▶ _WORK REQUEST_
Among the entries below, copy every line that carries the word "this".
--- DATA RECORDS Enclosed Below ---
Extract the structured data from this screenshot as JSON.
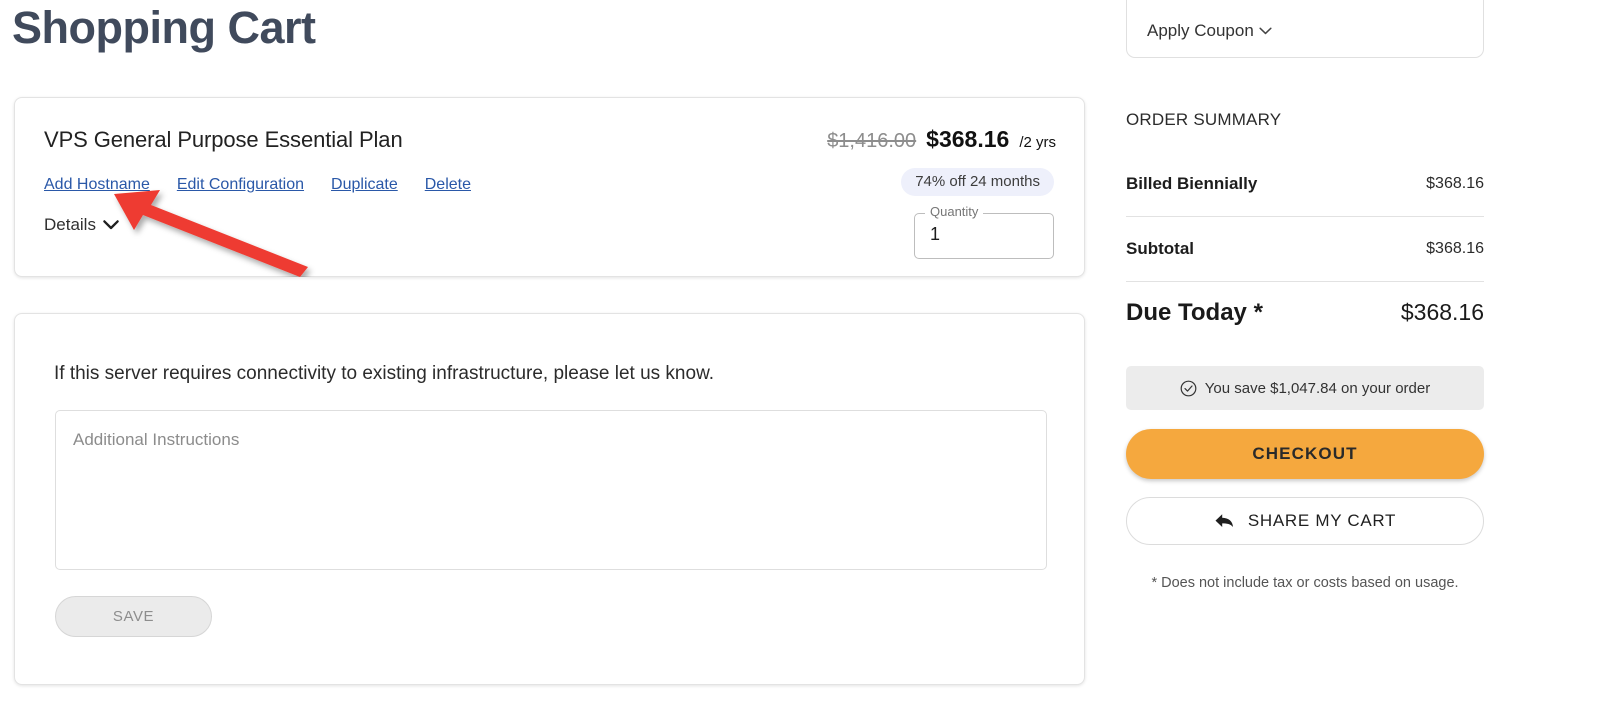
{
  "page": {
    "title": "Shopping Cart"
  },
  "product": {
    "name": "VPS General Purpose Essential Plan",
    "links": [
      {
        "label": "Add Hostname",
        "name": "add-hostname-link"
      },
      {
        "label": "Edit Configuration",
        "name": "edit-configuration-link"
      },
      {
        "label": "Duplicate",
        "name": "duplicate-link"
      },
      {
        "label": "Delete",
        "name": "delete-link"
      }
    ],
    "details_label": "Details",
    "price_original": "$1,416.00",
    "price_current": "$368.16",
    "price_term": "/2 yrs",
    "discount_badge": "74% off 24 months",
    "quantity_label": "Quantity",
    "quantity_value": "1"
  },
  "instructions": {
    "prompt": "If this server requires connectivity to existing infrastructure, please let us know.",
    "placeholder": "Additional Instructions",
    "value": "",
    "save_label": "SAVE"
  },
  "sidebar": {
    "coupon_label": "Apply Coupon",
    "summary_heading": "ORDER SUMMARY",
    "rows": [
      {
        "label": "Billed Biennially",
        "value": "$368.16"
      },
      {
        "label": "Subtotal",
        "value": "$368.16"
      }
    ],
    "due_label": "Due Today *",
    "due_value": "$368.16",
    "savings_text": "You save $1,047.84 on your order",
    "checkout_label": "CHECKOUT",
    "share_label": "SHARE MY CART",
    "footnote": "* Does not include tax or costs based on usage."
  },
  "annotation": {
    "arrow_color": "#ee3b30",
    "points_to": "add-hostname-link"
  },
  "colors": {
    "title": "#404a5c",
    "link": "#2a58a8",
    "checkout": "#f5a83e",
    "badge_bg": "#eef0fb",
    "savings_bg": "#ececec"
  }
}
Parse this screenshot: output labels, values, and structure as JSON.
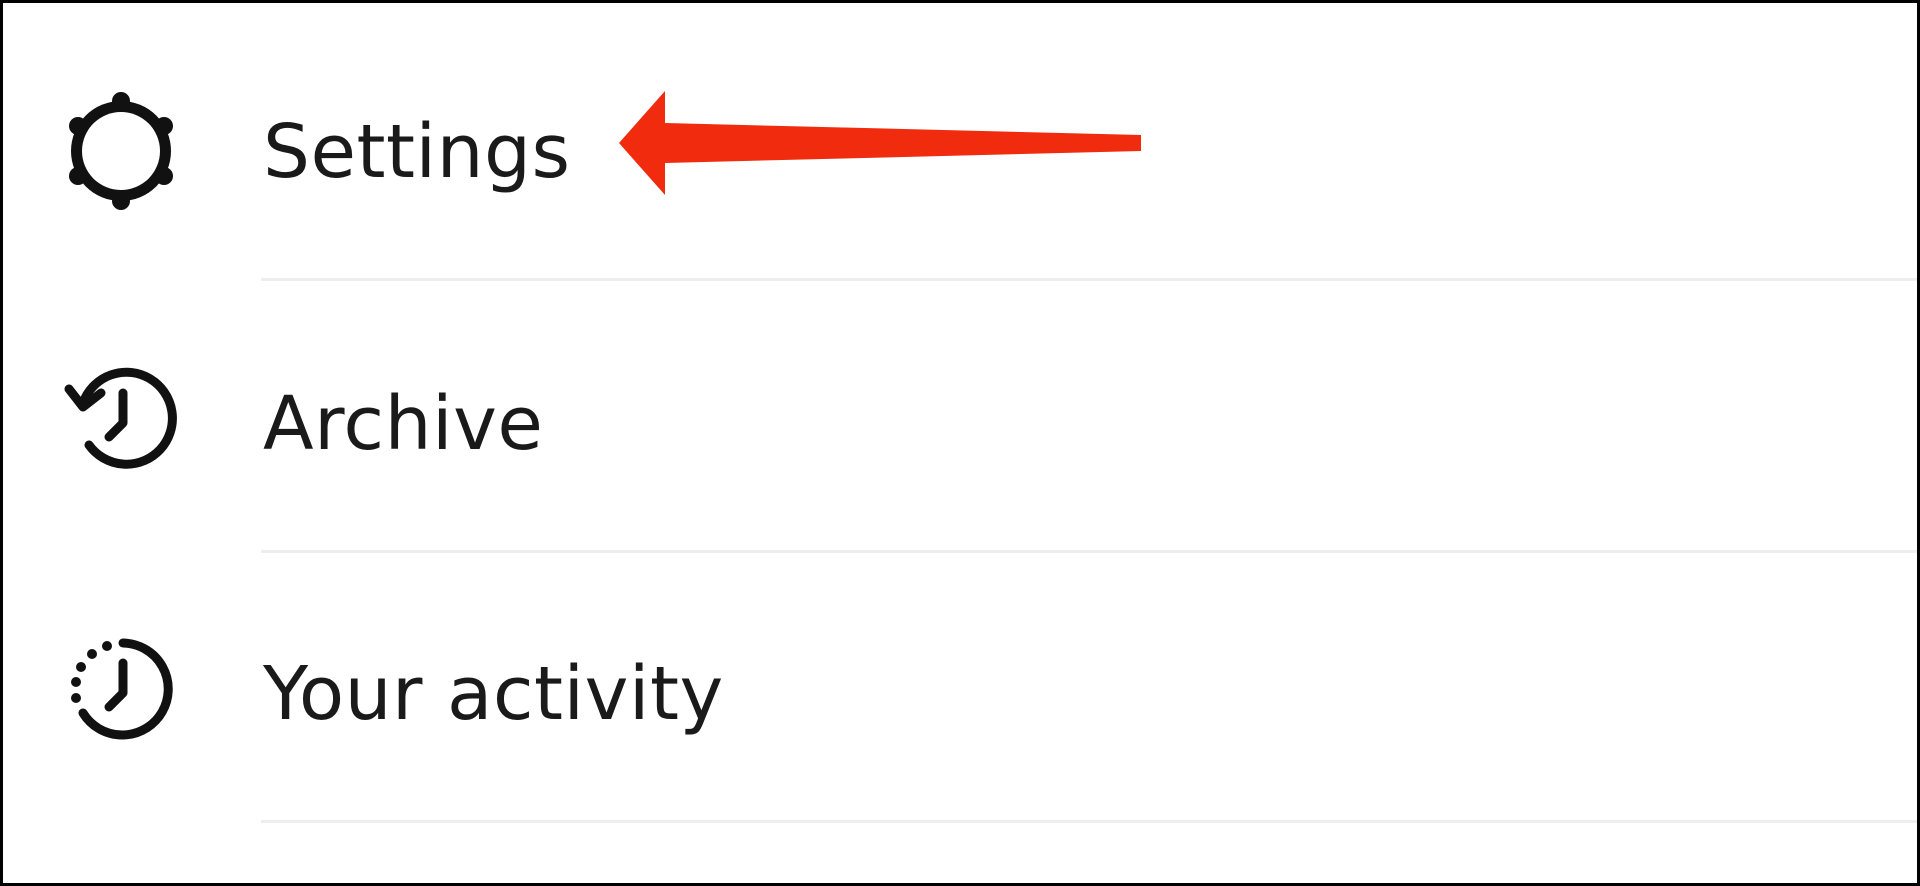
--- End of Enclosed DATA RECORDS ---
▶ _THE COMPLETED TASK_
Extract the structured data from this screenshot as JSON.
    "prompt": "If this server requires connectivity to existing infrastructure, please let us know.",
Parse this screenshot: output labels, values, and structure as JSON.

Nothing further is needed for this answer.